Listed entries
______________________________

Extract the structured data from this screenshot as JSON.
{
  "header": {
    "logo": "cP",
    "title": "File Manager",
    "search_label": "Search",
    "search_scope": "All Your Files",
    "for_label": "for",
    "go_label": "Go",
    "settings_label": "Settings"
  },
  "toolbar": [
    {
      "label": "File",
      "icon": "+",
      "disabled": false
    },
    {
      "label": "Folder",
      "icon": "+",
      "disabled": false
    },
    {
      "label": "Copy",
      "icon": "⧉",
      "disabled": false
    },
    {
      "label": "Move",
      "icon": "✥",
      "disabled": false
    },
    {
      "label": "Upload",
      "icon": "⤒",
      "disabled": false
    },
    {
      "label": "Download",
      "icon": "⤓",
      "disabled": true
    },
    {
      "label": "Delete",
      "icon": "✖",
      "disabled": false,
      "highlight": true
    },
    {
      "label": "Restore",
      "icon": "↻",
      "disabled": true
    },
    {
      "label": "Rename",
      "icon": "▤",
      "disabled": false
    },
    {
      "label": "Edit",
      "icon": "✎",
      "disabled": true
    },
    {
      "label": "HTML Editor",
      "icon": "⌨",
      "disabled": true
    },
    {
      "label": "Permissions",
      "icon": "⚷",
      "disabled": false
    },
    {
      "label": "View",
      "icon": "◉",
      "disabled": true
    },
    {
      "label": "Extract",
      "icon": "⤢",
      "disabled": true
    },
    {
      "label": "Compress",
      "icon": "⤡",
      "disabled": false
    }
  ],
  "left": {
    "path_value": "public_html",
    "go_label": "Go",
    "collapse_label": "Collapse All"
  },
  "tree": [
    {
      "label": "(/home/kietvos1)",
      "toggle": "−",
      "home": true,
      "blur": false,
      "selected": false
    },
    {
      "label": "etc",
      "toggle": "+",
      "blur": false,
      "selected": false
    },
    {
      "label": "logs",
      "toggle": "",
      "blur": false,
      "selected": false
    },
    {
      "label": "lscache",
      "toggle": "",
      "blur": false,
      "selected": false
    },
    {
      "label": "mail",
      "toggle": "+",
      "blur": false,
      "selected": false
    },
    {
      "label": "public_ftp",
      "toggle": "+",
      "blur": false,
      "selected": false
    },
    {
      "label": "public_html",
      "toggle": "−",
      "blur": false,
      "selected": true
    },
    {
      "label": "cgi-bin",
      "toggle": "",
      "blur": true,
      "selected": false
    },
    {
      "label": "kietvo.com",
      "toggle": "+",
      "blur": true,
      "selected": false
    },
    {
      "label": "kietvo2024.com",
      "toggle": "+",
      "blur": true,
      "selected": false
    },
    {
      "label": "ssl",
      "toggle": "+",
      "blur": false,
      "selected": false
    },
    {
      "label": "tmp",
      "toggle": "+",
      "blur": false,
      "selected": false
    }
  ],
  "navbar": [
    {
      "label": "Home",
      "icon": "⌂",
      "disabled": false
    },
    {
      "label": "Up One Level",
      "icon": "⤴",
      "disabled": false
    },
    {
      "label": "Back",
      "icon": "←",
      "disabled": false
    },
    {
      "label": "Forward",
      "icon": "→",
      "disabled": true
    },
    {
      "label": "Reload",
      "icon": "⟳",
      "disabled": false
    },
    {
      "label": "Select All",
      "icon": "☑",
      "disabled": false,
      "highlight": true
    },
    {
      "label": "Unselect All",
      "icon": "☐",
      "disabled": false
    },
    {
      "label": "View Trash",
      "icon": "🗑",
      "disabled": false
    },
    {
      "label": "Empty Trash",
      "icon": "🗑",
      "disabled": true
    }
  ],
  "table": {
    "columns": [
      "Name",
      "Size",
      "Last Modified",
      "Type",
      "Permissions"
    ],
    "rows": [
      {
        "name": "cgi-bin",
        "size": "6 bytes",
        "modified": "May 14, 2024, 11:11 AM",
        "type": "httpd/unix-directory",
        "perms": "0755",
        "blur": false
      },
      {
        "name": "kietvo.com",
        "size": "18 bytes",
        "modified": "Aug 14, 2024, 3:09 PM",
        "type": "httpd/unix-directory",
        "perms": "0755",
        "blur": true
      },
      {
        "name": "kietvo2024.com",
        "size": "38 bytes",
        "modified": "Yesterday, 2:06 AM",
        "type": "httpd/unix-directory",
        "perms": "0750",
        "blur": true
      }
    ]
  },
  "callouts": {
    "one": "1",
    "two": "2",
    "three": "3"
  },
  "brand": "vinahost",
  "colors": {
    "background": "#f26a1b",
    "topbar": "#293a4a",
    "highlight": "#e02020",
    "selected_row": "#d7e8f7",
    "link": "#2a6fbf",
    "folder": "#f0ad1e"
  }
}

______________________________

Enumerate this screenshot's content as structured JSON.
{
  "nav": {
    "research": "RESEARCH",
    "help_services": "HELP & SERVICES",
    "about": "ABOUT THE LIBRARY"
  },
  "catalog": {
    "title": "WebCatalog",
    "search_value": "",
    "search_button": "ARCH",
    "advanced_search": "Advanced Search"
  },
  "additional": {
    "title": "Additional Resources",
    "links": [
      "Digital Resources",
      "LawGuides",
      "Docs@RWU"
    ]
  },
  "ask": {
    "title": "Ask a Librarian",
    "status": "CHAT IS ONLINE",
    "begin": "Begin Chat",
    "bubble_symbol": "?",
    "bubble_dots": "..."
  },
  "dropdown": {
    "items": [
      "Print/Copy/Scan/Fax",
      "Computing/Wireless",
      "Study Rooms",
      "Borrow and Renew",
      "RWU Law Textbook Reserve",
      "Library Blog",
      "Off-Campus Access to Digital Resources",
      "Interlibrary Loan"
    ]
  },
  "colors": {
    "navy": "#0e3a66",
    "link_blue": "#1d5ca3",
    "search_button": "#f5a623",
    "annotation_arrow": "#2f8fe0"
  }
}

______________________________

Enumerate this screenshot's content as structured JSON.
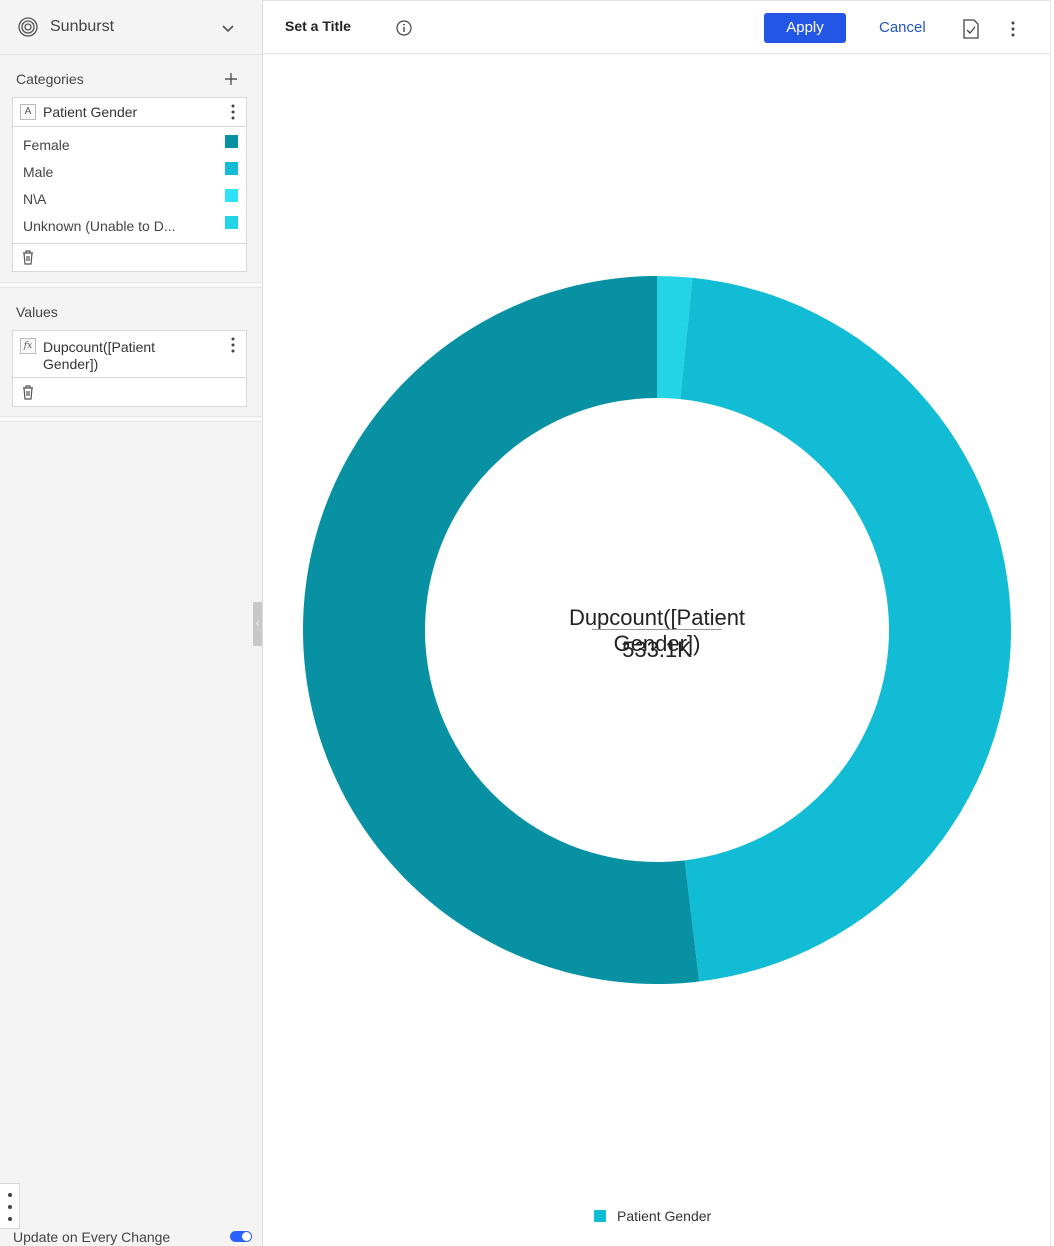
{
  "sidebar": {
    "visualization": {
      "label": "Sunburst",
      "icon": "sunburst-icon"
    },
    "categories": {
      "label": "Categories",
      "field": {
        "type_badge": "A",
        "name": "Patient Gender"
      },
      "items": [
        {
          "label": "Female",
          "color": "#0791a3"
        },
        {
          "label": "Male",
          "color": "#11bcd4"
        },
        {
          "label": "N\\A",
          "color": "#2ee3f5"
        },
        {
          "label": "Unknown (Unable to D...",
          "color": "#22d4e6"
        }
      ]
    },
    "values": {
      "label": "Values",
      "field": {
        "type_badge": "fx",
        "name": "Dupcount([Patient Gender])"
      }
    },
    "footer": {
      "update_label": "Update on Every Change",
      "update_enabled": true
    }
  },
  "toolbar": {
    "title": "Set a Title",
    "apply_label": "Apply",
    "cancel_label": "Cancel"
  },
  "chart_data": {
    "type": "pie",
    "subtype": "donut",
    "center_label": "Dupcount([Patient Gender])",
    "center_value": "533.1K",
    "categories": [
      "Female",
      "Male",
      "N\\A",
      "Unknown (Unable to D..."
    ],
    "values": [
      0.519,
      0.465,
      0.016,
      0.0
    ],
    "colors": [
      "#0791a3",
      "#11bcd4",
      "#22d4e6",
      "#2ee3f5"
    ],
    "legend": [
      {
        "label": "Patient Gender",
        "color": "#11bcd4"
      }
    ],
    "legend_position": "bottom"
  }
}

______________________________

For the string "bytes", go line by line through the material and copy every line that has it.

Expected output
        "size": "6 bytes",
        "size": "18 bytes",
        "size": "38 bytes",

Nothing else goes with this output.